Overall and to my slight surprise, I was very happy with the whole service. Granted some of the dresses were a little dirty, but what else can you expect when you pay a bargain – as it seems we have managed to get the lowest price in the country at 3700 RMB for 250 pictures (half of which will receive post-tweaking). Our Team of Two, LouLou and the tattoed Dongbei photographer, were incredibly patient and very helpful without being too pushy. This might have once again been down to the Laowai Bonus, as Mr.Li observed that the other photographers were a lot ruder to the other customers.

Mr.Li himself was as good as gold, and despite the fact that both of us were almost toppling over by the end of the day, 11 hours after had arrived in Jiangning, he was in surprisingly high spirits.

The weather could not have been more perfect either, as we managed to get into that tiny spring window. It seems that all the worrying and rescheduling paid off in the end.

Now, all that remains is for me to go and chose the photos I want and hope that the quality is fairly good. Though I got a sneak peek of some of Dongbei dude’s work and it looked promising.

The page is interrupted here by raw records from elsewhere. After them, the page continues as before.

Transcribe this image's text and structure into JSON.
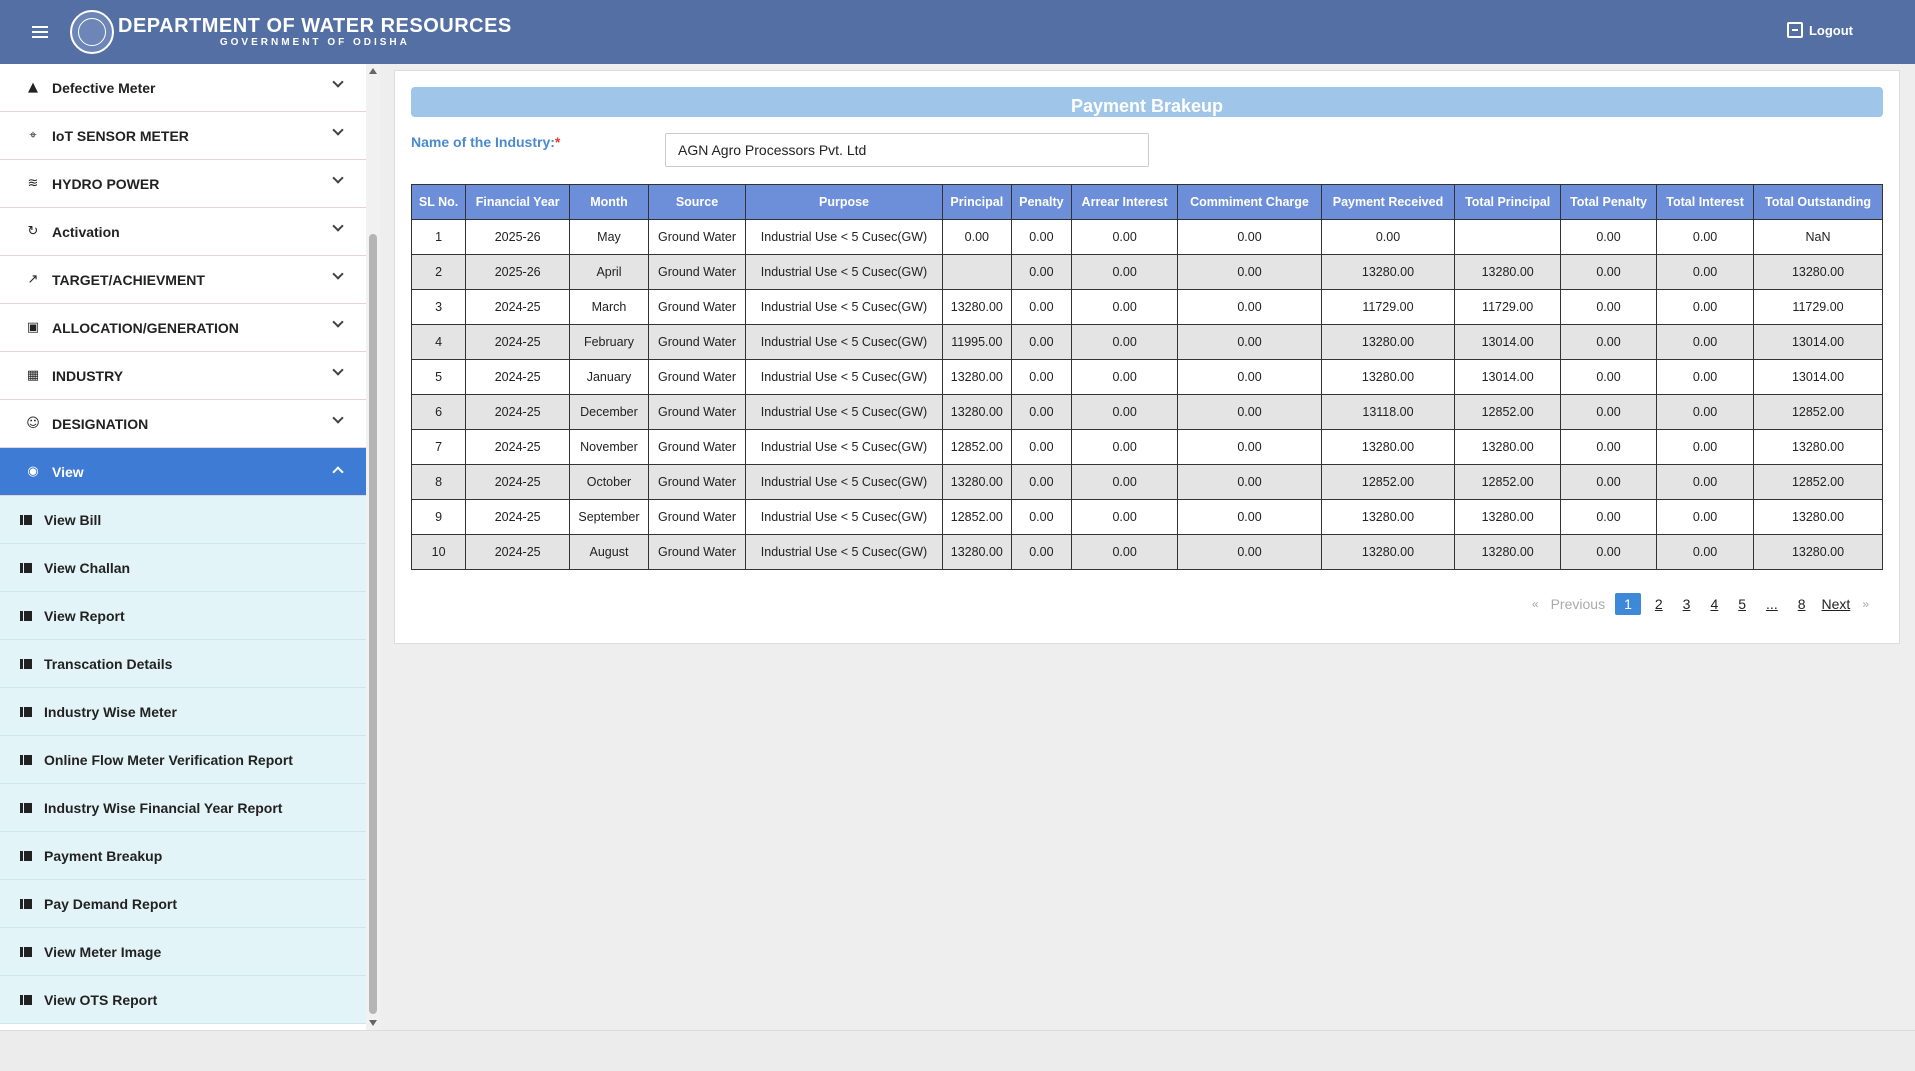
{
  "header": {
    "title": "DEPARTMENT OF WATER RESOURCES",
    "subtitle": "GOVERNMENT OF ODISHA",
    "logout_label": "Logout"
  },
  "sidebar": {
    "items": [
      {
        "label": "Defective Meter",
        "icon": "warning-icon",
        "glyph": "▲"
      },
      {
        "label": "IoT SENSOR METER",
        "icon": "sensor-icon",
        "glyph": "⌖"
      },
      {
        "label": "HYDRO POWER",
        "icon": "waves-icon",
        "glyph": "≋"
      },
      {
        "label": "Activation",
        "icon": "refresh-icon",
        "glyph": "↻"
      },
      {
        "label": "TARGET/ACHIEVMENT",
        "icon": "trend-icon",
        "glyph": "↗"
      },
      {
        "label": "ALLOCATION/GENERATION",
        "icon": "document-icon",
        "glyph": "▣"
      },
      {
        "label": "INDUSTRY",
        "icon": "building-icon",
        "glyph": "▦"
      },
      {
        "label": "DESIGNATION",
        "icon": "person-icon",
        "glyph": "☺"
      },
      {
        "label": "View",
        "icon": "eye-icon",
        "glyph": "◉",
        "active": true
      }
    ],
    "subitems": [
      "View Bill",
      "View Challan",
      "View Report",
      "Transcation Details",
      "Industry Wise Meter",
      "Online Flow Meter Verification Report",
      "Industry Wise Financial Year Report",
      "Payment Breakup",
      "Pay Demand Report",
      "View Meter Image",
      "View OTS Report"
    ]
  },
  "main": {
    "title": "Payment Brakeup",
    "industry_label": "Name of the Industry:",
    "industry_required": "*",
    "industry_value": "AGN Agro Processors Pvt. Ltd",
    "table": {
      "headers": [
        "SL No.",
        "Financial Year",
        "Month",
        "Source",
        "Purpose",
        "Principal",
        "Penalty",
        "Arrear Interest",
        "Commiment Charge",
        "Payment Received",
        "Total Principal",
        "Total Penalty",
        "Total Interest",
        "Total Outstanding"
      ],
      "rows": [
        [
          "1",
          "2025-26",
          "May",
          "Ground Water",
          "Industrial Use < 5 Cusec(GW)",
          "0.00",
          "0.00",
          "0.00",
          "0.00",
          "0.00",
          "",
          "0.00",
          "0.00",
          "NaN"
        ],
        [
          "2",
          "2025-26",
          "April",
          "Ground Water",
          "Industrial Use < 5 Cusec(GW)",
          "",
          "0.00",
          "0.00",
          "0.00",
          "13280.00",
          "13280.00",
          "0.00",
          "0.00",
          "13280.00"
        ],
        [
          "3",
          "2024-25",
          "March",
          "Ground Water",
          "Industrial Use < 5 Cusec(GW)",
          "13280.00",
          "0.00",
          "0.00",
          "0.00",
          "11729.00",
          "11729.00",
          "0.00",
          "0.00",
          "11729.00"
        ],
        [
          "4",
          "2024-25",
          "February",
          "Ground Water",
          "Industrial Use < 5 Cusec(GW)",
          "11995.00",
          "0.00",
          "0.00",
          "0.00",
          "13280.00",
          "13014.00",
          "0.00",
          "0.00",
          "13014.00"
        ],
        [
          "5",
          "2024-25",
          "January",
          "Ground Water",
          "Industrial Use < 5 Cusec(GW)",
          "13280.00",
          "0.00",
          "0.00",
          "0.00",
          "13280.00",
          "13014.00",
          "0.00",
          "0.00",
          "13014.00"
        ],
        [
          "6",
          "2024-25",
          "December",
          "Ground Water",
          "Industrial Use < 5 Cusec(GW)",
          "13280.00",
          "0.00",
          "0.00",
          "0.00",
          "13118.00",
          "12852.00",
          "0.00",
          "0.00",
          "12852.00"
        ],
        [
          "7",
          "2024-25",
          "November",
          "Ground Water",
          "Industrial Use < 5 Cusec(GW)",
          "12852.00",
          "0.00",
          "0.00",
          "0.00",
          "13280.00",
          "13280.00",
          "0.00",
          "0.00",
          "13280.00"
        ],
        [
          "8",
          "2024-25",
          "October",
          "Ground Water",
          "Industrial Use < 5 Cusec(GW)",
          "13280.00",
          "0.00",
          "0.00",
          "0.00",
          "12852.00",
          "12852.00",
          "0.00",
          "0.00",
          "12852.00"
        ],
        [
          "9",
          "2024-25",
          "September",
          "Ground Water",
          "Industrial Use < 5 Cusec(GW)",
          "12852.00",
          "0.00",
          "0.00",
          "0.00",
          "13280.00",
          "13280.00",
          "0.00",
          "0.00",
          "13280.00"
        ],
        [
          "10",
          "2024-25",
          "August",
          "Ground Water",
          "Industrial Use < 5 Cusec(GW)",
          "13280.00",
          "0.00",
          "0.00",
          "0.00",
          "13280.00",
          "13280.00",
          "0.00",
          "0.00",
          "13280.00"
        ]
      ]
    },
    "pagination": {
      "prev_arrow": "«",
      "previous": "Previous",
      "pages": [
        "1",
        "2",
        "3",
        "4",
        "5",
        "...",
        "8"
      ],
      "current": "1",
      "next": "Next",
      "next_arrow": "»"
    }
  },
  "colors": {
    "header": "#536fa4",
    "active_nav": "#3e7bd4",
    "table_header": "#6d8fd9",
    "title_bar": "#9fc5e8",
    "submenu_bg": "#e3f4f8"
  }
}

This was probably the most tiring but also the happiest day that I have had in years. So thank you Mr.Li for being so tough and giving me a fabulous day to remember.